------ MATERIAL FOR THE TASK

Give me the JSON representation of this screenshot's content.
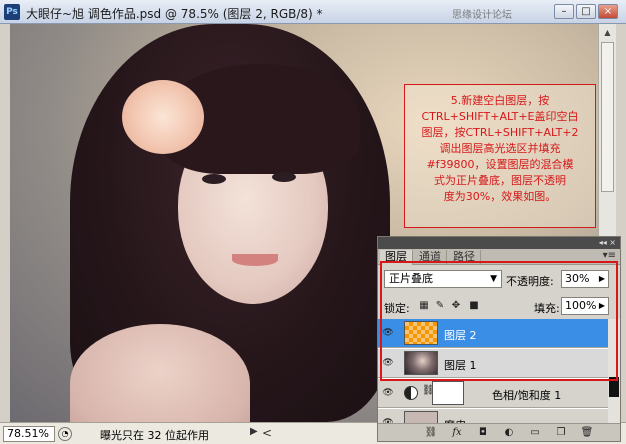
{
  "window": {
    "title": "大眼仔~旭 调色作品.psd @ 78.5% (图层 2, RGB/8) *",
    "watermark": "思缘设计论坛",
    "buttons": [
      "–",
      "□",
      "×"
    ]
  },
  "annotation": {
    "text": "5.新建空白图层，按\nCTRL+SHIFT+ALT+E盖印空白\n图层，按CTRL+SHIFT+ALT+2\n调出图层高光选区并填充\n#f39800，设置图层的混合模\n式为正片叠底，图层不透明\n度为30%，效果如图。"
  },
  "status": {
    "zoom": "78.51%",
    "message": "曝光只在 32 位起作用"
  },
  "layers_panel": {
    "tabs": [
      "图层",
      "通道",
      "路径"
    ],
    "active_tab": 0,
    "blend_mode": "正片叠底",
    "opacity_label": "不透明度:",
    "opacity": "30%",
    "lock_label": "锁定:",
    "fill_label": "填充:",
    "fill": "100%",
    "layers": [
      {
        "name": "图层 2",
        "selected": true
      },
      {
        "name": "图层 1",
        "selected": false
      },
      {
        "name": "色相/饱和度 1",
        "selected": false,
        "adjustment": true
      },
      {
        "name": "磨皮",
        "selected": false
      }
    ],
    "colors": {
      "selection": "#3a8ee6",
      "highlight": "#d6181a",
      "fill_color": "#f39800"
    }
  }
}
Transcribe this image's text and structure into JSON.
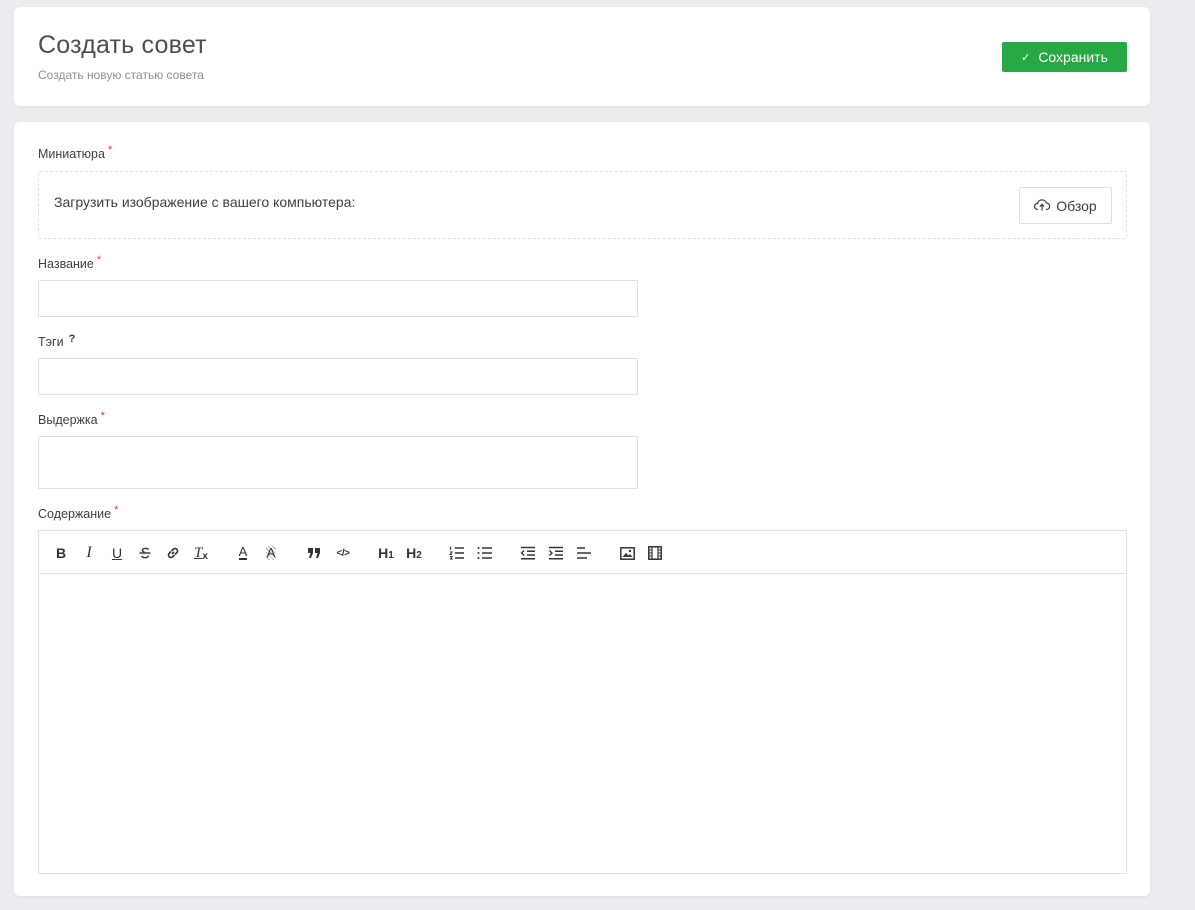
{
  "header": {
    "title": "Создать совет",
    "subtitle": "Создать новую статью совета",
    "save_label": "Сохранить"
  },
  "form": {
    "thumbnail": {
      "label": "Миниатюра",
      "required_mark": "*",
      "upload_text": "Загрузить изображение с вашего компьютера:",
      "browse_label": "Обзор"
    },
    "name": {
      "label": "Название",
      "required_mark": "*",
      "value": ""
    },
    "tags": {
      "label": "Тэги",
      "hint_mark": "?",
      "value": ""
    },
    "excerpt": {
      "label": "Выдержка",
      "required_mark": "*",
      "value": ""
    },
    "content": {
      "label": "Содержание",
      "required_mark": "*",
      "toolbar": [
        "bold-icon",
        "italic-icon",
        "underline-icon",
        "strikethrough-icon",
        "link-icon",
        "clear-format-icon",
        "text-color-icon",
        "background-color-icon",
        "blockquote-icon",
        "code-icon",
        "heading-1-icon",
        "heading-2-icon",
        "ordered-list-icon",
        "bullet-list-icon",
        "outdent-icon",
        "indent-icon",
        "align-icon",
        "image-icon",
        "video-icon"
      ],
      "toolbar_text": {
        "bold": "B",
        "italic": "I",
        "underline": "U",
        "h1": "H",
        "h1_sub": "1",
        "h2": "H",
        "h2_sub": "2",
        "quote": "❞",
        "code": "</>",
        "clear": "T",
        "clear_sub": "x",
        "color": "A",
        "bgcolor": "A"
      }
    }
  },
  "colors": {
    "accent_green": "#28a745",
    "required_red": "#e0344a",
    "background": "#ebecef"
  }
}
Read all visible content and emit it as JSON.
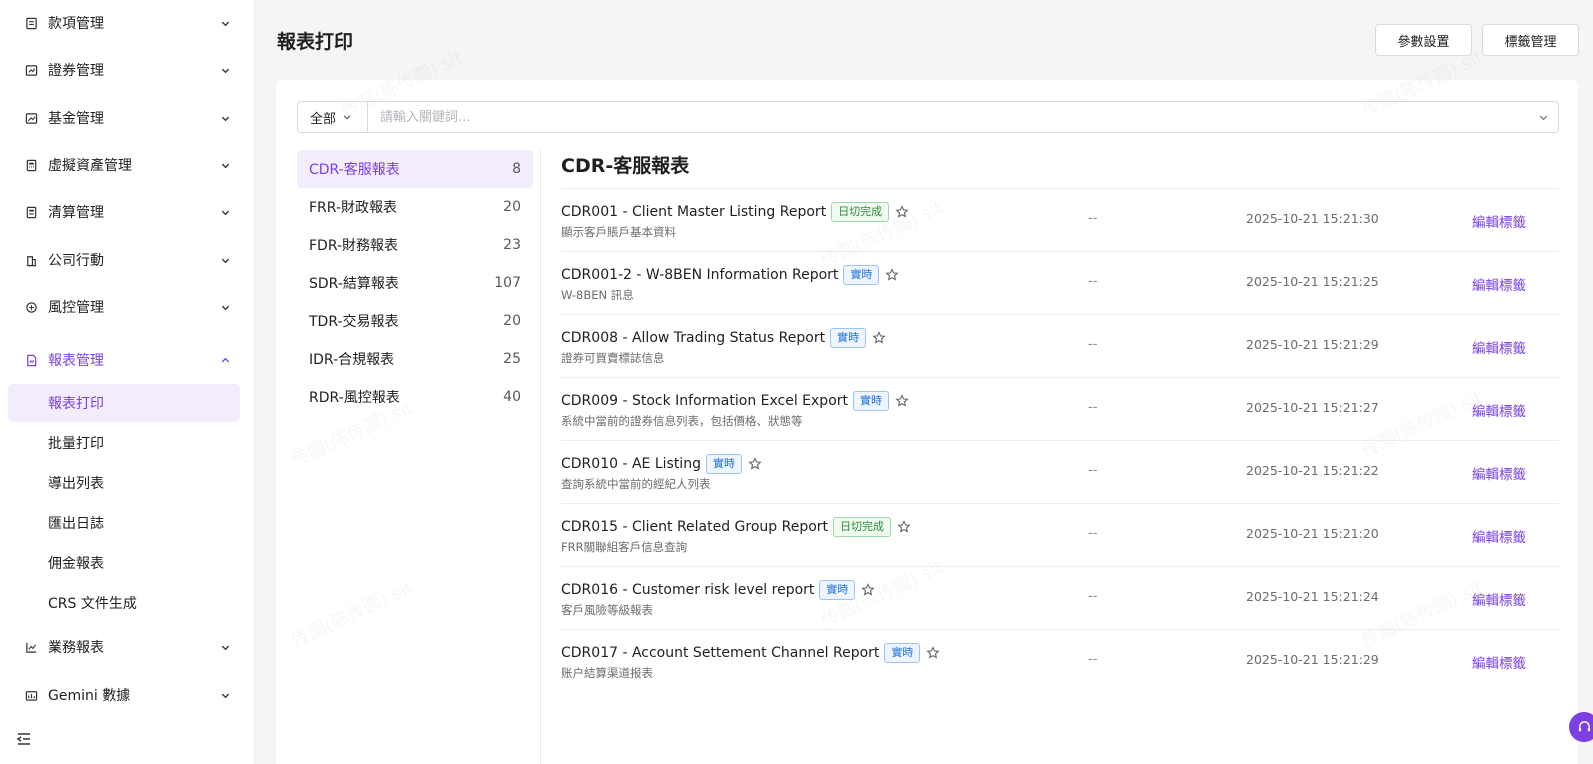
{
  "sidebar": {
    "items": [
      {
        "label": "款項管理",
        "icon": "ledger-icon"
      },
      {
        "label": "證券管理",
        "icon": "securities-icon"
      },
      {
        "label": "基金管理",
        "icon": "fund-chart-icon"
      },
      {
        "label": "虛擬資產管理",
        "icon": "virtual-asset-icon"
      },
      {
        "label": "清算管理",
        "icon": "clearing-icon"
      },
      {
        "label": "公司行動",
        "icon": "building-icon"
      },
      {
        "label": "風控管理",
        "icon": "risk-icon"
      },
      {
        "label": "報表管理",
        "icon": "report-icon"
      },
      {
        "label": "業務報表",
        "icon": "line-chart-icon"
      },
      {
        "label": "Gemini 數據",
        "icon": "bar-data-icon"
      }
    ],
    "subitems": [
      "報表打印",
      "批量打印",
      "導出列表",
      "匯出日誌",
      "佣金報表",
      "CRS 文件生成"
    ]
  },
  "header": {
    "title": "報表打印",
    "params_btn": "參數設置",
    "tags_btn": "標籤管理"
  },
  "search": {
    "scope": "全部",
    "placeholder": "請輸入關鍵詞..."
  },
  "categories": [
    {
      "label": "CDR-客服報表",
      "count": "8"
    },
    {
      "label": "FRR-財政報表",
      "count": "20"
    },
    {
      "label": "FDR-財務報表",
      "count": "23"
    },
    {
      "label": "SDR-結算報表",
      "count": "107"
    },
    {
      "label": "TDR-交易報表",
      "count": "20"
    },
    {
      "label": "IDR-合規報表",
      "count": "25"
    },
    {
      "label": "RDR-風控報表",
      "count": "40"
    }
  ],
  "section_title": "CDR-客服報表",
  "reports": [
    {
      "name": "CDR001 - Client Master Listing Report",
      "tag": "日切完成",
      "tag_color": "green",
      "desc": "顯示客戶賬戶基本資料",
      "dash": "--",
      "time": "2025-10-21 15:21:30",
      "action": "編輯標籤"
    },
    {
      "name": "CDR001-2 - W-8BEN Information Report",
      "tag": "實時",
      "tag_color": "blue",
      "desc": "W-8BEN 訊息",
      "dash": "--",
      "time": "2025-10-21 15:21:25",
      "action": "編輯標籤"
    },
    {
      "name": "CDR008 - Allow Trading Status Report",
      "tag": "實時",
      "tag_color": "blue",
      "desc": "證券可買賣標誌信息",
      "dash": "--",
      "time": "2025-10-21 15:21:29",
      "action": "編輯標籤"
    },
    {
      "name": "CDR009 - Stock Information Excel Export",
      "tag": "實時",
      "tag_color": "blue",
      "desc": "系統中當前的證券信息列表，包括價格、狀態等",
      "dash": "--",
      "time": "2025-10-21 15:21:27",
      "action": "編輯標籤"
    },
    {
      "name": "CDR010 - AE Listing",
      "tag": "實時",
      "tag_color": "blue",
      "desc": "查詢系統中當前的經紀人列表",
      "dash": "--",
      "time": "2025-10-21 15:21:22",
      "action": "編輯標籤"
    },
    {
      "name": "CDR015 - Client Related Group Report",
      "tag": "日切完成",
      "tag_color": "green",
      "desc": "FRR關聯組客戶信息查詢",
      "dash": "--",
      "time": "2025-10-21 15:21:20",
      "action": "編輯標籤"
    },
    {
      "name": "CDR016 - Customer risk level report",
      "tag": "實時",
      "tag_color": "blue",
      "desc": "客戶風險等級報表",
      "dash": "--",
      "time": "2025-10-21 15:21:24",
      "action": "編輯標籤"
    },
    {
      "name": "CDR017 - Account Settement Channel Report",
      "tag": "實時",
      "tag_color": "blue",
      "desc": "账户結算渠道报表",
      "dash": "--",
      "time": "2025-10-21 15:21:29",
      "action": "編輯標籤"
    }
  ],
  "watermark_text": "传圆(陈传圆) sit",
  "colors": {
    "accent": "#7b3fe4",
    "green_tag": "#2e8b3a",
    "blue_tag": "#1e6fd9"
  }
}
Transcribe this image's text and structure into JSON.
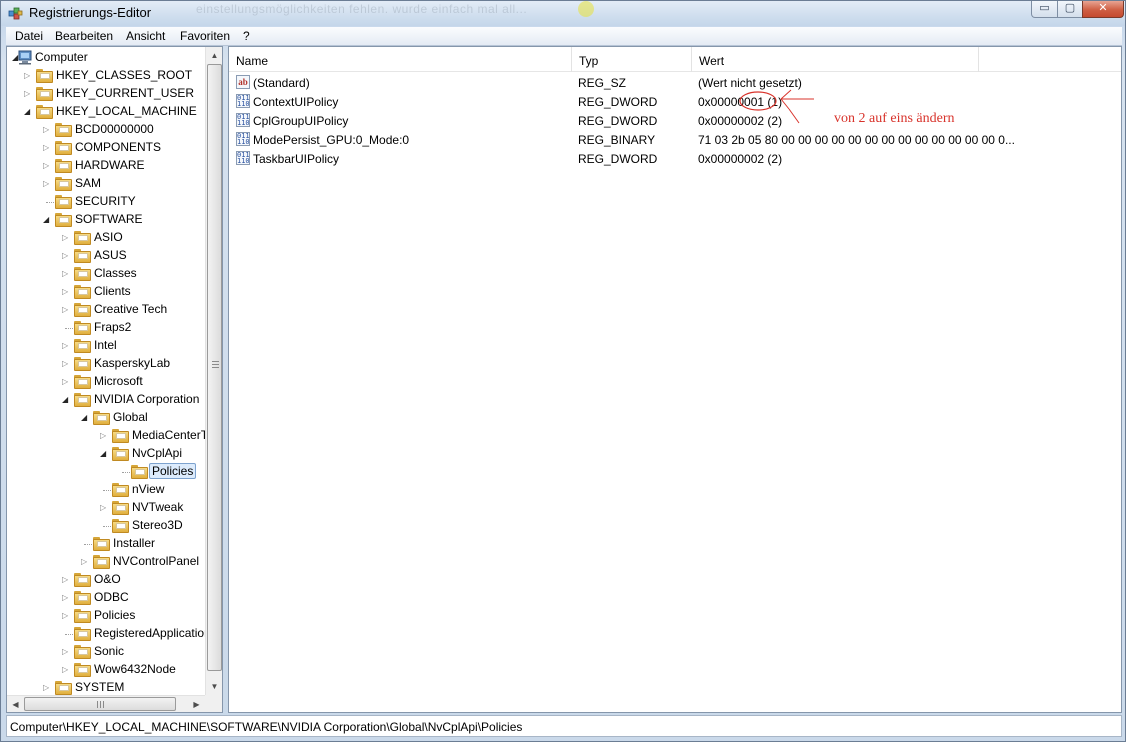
{
  "window": {
    "title": "Registrierungs-Editor",
    "background_text": "einstellungsmöglichkeiten fehlen. wurde einfach mal all...",
    "minimize": "▭",
    "maximize": "▢",
    "close": "✕"
  },
  "menu": [
    "Datei",
    "Bearbeiten",
    "Ansicht",
    "Favoriten",
    "?"
  ],
  "tree": {
    "root": "Computer",
    "nodes": [
      {
        "label": "HKEY_CLASSES_ROOT",
        "level": 1,
        "expander": "closed"
      },
      {
        "label": "HKEY_CURRENT_USER",
        "level": 1,
        "expander": "closed"
      },
      {
        "label": "HKEY_LOCAL_MACHINE",
        "level": 1,
        "expander": "open"
      },
      {
        "label": "BCD00000000",
        "level": 2,
        "expander": "closed"
      },
      {
        "label": "COMPONENTS",
        "level": 2,
        "expander": "closed"
      },
      {
        "label": "HARDWARE",
        "level": 2,
        "expander": "closed"
      },
      {
        "label": "SAM",
        "level": 2,
        "expander": "closed"
      },
      {
        "label": "SECURITY",
        "level": 2,
        "expander": "none"
      },
      {
        "label": "SOFTWARE",
        "level": 2,
        "expander": "open"
      },
      {
        "label": "ASIO",
        "level": 3,
        "expander": "closed"
      },
      {
        "label": "ASUS",
        "level": 3,
        "expander": "closed"
      },
      {
        "label": "Classes",
        "level": 3,
        "expander": "closed"
      },
      {
        "label": "Clients",
        "level": 3,
        "expander": "closed"
      },
      {
        "label": "Creative Tech",
        "level": 3,
        "expander": "closed"
      },
      {
        "label": "Fraps2",
        "level": 3,
        "expander": "none"
      },
      {
        "label": "Intel",
        "level": 3,
        "expander": "closed"
      },
      {
        "label": "KasperskyLab",
        "level": 3,
        "expander": "closed"
      },
      {
        "label": "Microsoft",
        "level": 3,
        "expander": "closed"
      },
      {
        "label": "NVIDIA Corporation",
        "level": 3,
        "expander": "open"
      },
      {
        "label": "Global",
        "level": 4,
        "expander": "open"
      },
      {
        "label": "MediaCenterT",
        "level": 5,
        "expander": "closed"
      },
      {
        "label": "NvCplApi",
        "level": 5,
        "expander": "open"
      },
      {
        "label": "Policies",
        "level": 6,
        "expander": "none",
        "selected": true
      },
      {
        "label": "nView",
        "level": 5,
        "expander": "none"
      },
      {
        "label": "NVTweak",
        "level": 5,
        "expander": "closed"
      },
      {
        "label": "Stereo3D",
        "level": 5,
        "expander": "none"
      },
      {
        "label": "Installer",
        "level": 4,
        "expander": "none"
      },
      {
        "label": "NVControlPanel",
        "level": 4,
        "expander": "closed"
      },
      {
        "label": "O&O",
        "level": 3,
        "expander": "closed"
      },
      {
        "label": "ODBC",
        "level": 3,
        "expander": "closed"
      },
      {
        "label": "Policies",
        "level": 3,
        "expander": "closed"
      },
      {
        "label": "RegisteredApplicatior",
        "level": 3,
        "expander": "none"
      },
      {
        "label": "Sonic",
        "level": 3,
        "expander": "closed"
      },
      {
        "label": "Wow6432Node",
        "level": 3,
        "expander": "closed"
      },
      {
        "label": "SYSTEM",
        "level": 2,
        "expander": "closed"
      }
    ]
  },
  "list": {
    "columns": [
      "Name",
      "Typ",
      "Wert"
    ],
    "rows": [
      {
        "icon": "string-value-icon",
        "icon_text": "ab",
        "name": "(Standard)",
        "type": "REG_SZ",
        "value": "(Wert nicht gesetzt)"
      },
      {
        "icon": "binary-value-icon",
        "icon_text": "011 110",
        "name": "ContextUIPolicy",
        "type": "REG_DWORD",
        "value": "0x00000001 (1)"
      },
      {
        "icon": "binary-value-icon",
        "icon_text": "011 110",
        "name": "CplGroupUIPolicy",
        "type": "REG_DWORD",
        "value": "0x00000002 (2)"
      },
      {
        "icon": "binary-value-icon",
        "icon_text": "011 110",
        "name": "ModePersist_GPU:0_Mode:0",
        "type": "REG_BINARY",
        "value": "71 03 2b 05 80 00 00 00 00 00 00 00 00 00 00 00 00 00 0..."
      },
      {
        "icon": "binary-value-icon",
        "icon_text": "011 110",
        "name": "TaskbarUIPolicy",
        "type": "REG_DWORD",
        "value": "0x00000002 (2)"
      }
    ]
  },
  "annotation": "von 2 auf eins ändern",
  "status": "Computer\\HKEY_LOCAL_MACHINE\\SOFTWARE\\NVIDIA Corporation\\Global\\NvCplApi\\Policies",
  "colors": {
    "annotation": "#d8332b",
    "selection": "#dcebfc",
    "folder": "#e8bd55"
  }
}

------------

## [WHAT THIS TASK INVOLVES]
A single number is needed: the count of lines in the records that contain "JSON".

## [OUTPUT BELOW]
4